Fresh from her success with Theatre Orangeville Young Company as Matilda, now doing the part of Amy, Kiara-Lynn McKenna commented, “I’m short for my age of 12. More than the others, she [Amy] wants to go partying. As much as she doesn’t like Jo, we’re both very artistic.” 

There are some serious crises between these two during the course of the telling.

“Musical theatre is so perfectly suited to this story,” Ms. Larson affirmed. “The music blends. Every song is so justified. Each of the girls has a way of speaking and they also have a way of singing. They are defined female characters. We all have our points. For text and song to compliment each other so well is lovely. And this timeline is so beautiful.”

For Emily Lakasik, as Jo, the famous writer amongst the sisters, her feelings are, “This is the 150th anniversary of this book – this is about love casting out fear. This script highlights – we think we’re helping someone but it’s out of fear – sometimes, we have to let go …”

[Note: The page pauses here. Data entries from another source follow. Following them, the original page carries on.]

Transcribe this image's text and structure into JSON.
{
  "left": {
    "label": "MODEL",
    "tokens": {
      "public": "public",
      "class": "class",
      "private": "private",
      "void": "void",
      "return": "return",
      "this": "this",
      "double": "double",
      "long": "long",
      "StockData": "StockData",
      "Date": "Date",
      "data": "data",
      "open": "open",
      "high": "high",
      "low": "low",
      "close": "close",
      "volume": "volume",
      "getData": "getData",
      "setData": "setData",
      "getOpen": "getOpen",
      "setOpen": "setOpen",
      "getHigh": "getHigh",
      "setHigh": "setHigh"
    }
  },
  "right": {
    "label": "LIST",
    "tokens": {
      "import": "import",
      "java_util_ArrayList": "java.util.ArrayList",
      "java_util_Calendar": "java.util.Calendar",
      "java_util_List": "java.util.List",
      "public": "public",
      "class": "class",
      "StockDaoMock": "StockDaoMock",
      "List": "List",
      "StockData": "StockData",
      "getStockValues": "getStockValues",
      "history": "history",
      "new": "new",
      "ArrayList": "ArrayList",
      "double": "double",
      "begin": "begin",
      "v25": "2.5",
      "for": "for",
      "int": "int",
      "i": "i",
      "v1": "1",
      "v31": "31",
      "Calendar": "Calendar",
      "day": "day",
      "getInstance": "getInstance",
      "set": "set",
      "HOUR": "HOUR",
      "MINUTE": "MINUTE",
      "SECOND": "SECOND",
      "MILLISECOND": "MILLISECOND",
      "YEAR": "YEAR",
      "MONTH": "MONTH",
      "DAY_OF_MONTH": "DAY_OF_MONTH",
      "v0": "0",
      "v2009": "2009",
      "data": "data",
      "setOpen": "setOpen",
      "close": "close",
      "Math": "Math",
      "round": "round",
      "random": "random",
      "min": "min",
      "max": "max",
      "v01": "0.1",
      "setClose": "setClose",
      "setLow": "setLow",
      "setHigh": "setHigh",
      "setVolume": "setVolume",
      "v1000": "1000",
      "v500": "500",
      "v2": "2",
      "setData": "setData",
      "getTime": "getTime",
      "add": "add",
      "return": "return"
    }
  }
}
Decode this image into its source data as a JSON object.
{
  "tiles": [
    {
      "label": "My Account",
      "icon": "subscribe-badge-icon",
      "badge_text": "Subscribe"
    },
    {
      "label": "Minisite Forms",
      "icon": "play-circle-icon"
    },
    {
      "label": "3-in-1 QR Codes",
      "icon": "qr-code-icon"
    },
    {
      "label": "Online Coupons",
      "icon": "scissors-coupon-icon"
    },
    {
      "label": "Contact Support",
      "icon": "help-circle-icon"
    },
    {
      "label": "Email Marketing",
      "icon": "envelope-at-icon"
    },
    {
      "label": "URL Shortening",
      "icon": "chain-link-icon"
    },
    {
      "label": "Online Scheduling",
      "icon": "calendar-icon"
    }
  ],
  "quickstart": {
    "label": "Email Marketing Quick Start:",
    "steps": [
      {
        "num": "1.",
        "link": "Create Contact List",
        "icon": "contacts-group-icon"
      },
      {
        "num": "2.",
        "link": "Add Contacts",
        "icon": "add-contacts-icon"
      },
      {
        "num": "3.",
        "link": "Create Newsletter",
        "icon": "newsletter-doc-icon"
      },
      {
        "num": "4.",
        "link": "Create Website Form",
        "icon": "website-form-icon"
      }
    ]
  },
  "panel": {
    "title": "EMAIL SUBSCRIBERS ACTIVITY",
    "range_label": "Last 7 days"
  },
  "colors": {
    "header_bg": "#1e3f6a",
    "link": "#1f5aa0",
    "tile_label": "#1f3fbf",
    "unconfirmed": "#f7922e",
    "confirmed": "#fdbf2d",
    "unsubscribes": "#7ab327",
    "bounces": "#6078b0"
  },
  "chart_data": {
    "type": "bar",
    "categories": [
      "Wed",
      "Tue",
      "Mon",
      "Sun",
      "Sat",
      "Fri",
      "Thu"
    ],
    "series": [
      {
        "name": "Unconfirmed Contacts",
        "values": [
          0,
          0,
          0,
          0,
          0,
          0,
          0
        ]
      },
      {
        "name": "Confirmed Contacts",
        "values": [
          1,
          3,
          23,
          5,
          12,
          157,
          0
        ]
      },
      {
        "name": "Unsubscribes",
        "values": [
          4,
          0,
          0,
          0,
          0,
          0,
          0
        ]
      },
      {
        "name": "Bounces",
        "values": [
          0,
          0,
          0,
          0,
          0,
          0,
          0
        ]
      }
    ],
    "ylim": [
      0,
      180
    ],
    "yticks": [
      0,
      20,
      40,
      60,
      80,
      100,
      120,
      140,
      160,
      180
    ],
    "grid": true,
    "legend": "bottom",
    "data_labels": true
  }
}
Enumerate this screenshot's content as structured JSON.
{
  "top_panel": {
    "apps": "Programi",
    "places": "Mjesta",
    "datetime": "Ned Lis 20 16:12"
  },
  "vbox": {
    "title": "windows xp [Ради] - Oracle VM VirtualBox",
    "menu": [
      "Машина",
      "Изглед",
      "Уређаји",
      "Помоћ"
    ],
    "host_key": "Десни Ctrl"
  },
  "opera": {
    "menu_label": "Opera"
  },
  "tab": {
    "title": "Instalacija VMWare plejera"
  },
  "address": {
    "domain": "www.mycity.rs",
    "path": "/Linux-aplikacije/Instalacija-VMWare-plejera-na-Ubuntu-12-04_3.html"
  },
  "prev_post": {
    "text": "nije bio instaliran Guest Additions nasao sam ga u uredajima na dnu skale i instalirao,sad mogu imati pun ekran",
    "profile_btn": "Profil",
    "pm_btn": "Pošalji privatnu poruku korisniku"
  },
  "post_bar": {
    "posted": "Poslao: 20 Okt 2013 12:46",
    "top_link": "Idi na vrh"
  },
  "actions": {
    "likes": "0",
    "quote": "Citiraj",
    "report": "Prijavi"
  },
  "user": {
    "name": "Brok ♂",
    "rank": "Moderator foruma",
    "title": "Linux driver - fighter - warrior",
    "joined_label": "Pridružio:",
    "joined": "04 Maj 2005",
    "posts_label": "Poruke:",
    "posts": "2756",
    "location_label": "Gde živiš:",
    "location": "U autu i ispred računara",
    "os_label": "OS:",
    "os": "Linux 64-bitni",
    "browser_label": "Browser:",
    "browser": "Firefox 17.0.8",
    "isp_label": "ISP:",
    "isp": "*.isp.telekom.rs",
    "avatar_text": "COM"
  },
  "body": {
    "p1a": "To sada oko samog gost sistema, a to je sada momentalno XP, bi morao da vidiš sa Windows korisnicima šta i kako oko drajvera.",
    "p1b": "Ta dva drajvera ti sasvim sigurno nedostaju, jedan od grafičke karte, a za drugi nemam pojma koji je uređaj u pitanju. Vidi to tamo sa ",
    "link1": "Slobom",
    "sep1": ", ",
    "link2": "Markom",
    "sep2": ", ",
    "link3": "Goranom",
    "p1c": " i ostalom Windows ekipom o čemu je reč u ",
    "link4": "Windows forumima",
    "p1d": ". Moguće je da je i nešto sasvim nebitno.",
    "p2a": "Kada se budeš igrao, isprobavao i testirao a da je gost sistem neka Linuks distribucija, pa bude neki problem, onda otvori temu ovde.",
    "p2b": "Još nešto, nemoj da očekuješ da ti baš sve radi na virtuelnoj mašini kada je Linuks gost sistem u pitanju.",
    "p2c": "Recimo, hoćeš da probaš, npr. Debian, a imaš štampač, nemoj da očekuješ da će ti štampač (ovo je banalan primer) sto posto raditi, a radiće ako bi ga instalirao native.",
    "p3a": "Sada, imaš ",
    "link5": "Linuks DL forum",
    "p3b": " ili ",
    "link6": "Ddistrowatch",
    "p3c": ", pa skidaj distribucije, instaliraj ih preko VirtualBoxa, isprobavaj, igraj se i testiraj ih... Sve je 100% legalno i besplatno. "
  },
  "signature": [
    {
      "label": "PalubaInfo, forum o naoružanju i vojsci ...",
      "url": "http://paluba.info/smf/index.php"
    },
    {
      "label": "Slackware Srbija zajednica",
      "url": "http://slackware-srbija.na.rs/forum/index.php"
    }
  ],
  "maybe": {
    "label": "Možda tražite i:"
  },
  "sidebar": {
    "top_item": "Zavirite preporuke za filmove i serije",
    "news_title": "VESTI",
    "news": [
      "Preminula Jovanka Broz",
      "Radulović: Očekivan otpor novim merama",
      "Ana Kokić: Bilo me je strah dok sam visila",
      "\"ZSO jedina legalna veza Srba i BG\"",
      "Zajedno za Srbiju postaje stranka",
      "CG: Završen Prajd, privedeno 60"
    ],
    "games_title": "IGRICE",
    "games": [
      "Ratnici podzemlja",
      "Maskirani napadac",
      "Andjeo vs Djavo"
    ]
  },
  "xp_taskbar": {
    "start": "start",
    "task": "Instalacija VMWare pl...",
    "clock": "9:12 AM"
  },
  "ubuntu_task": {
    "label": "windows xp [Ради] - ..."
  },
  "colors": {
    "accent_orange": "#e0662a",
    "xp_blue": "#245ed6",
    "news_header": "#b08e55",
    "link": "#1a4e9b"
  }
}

Alex Ugolini, playing the part of the sensitive Beth, remembered, “when I was reading with my grandmother when I was little. And I loved the story then and I loved it when I read it myself years later. With my grandmother – she loved it too. It appeals to any age.

“Jo and Beth are complete polar opposites. I feel Jo is learning.”

“The sisters are so close. Yet, when I’m looking at them, as Marmee,” Ms. Bailey reflected, “I have to leave them sort it out. Differences are important.”

Great Aunt Josephine March, their wealthy widowed aunt. who appears to disapprove of nearly everything about the March girls is being performed by Mary Pitt.

She reckons that Aunt March has the best interests of the girls at heart when she presses their mother to concern herself a little more with convention – like wearing gloves to an evening with society. She has her wealth to secure her position and that is rarely forgotten. 

She observed, “We all have so much to learn from Beth. Louisa May Alcott was unique – she wanted it to be real and it is real.”

Albeit that we only heard the ladies’ voices, the men are an important part of the piece. Obviously, they bring the other side of the human story, the tenor and baritone to the harmony in the songs, the additional questions that need answers. 

This is a story for everyone and they passed the answers of why we must all come to see this wonderful show:

“It’s a celebration of family.”

“Every person will find themselves in it.”

“It’s a timeless tale.”

“It’s Christmas!”

And from Miss McKenna – “They can find out why I threw Jo’s manuscript in the fire!” 

Little Women opens at Theatre Orangeville on November 28 and runs until December 22. For tickets and the option still available to purchase a three-show subscription, go to the Box Office at 87 Broadway (the Town Hall and Opera House) or the Information Centre on Buena Vista Drive at Highway 10; by telephone 519-942-3423 or online at

Readers Comments (0)

Please note: Comment moderation is enabled and may delay your comment. There is no need to resubmit your comment.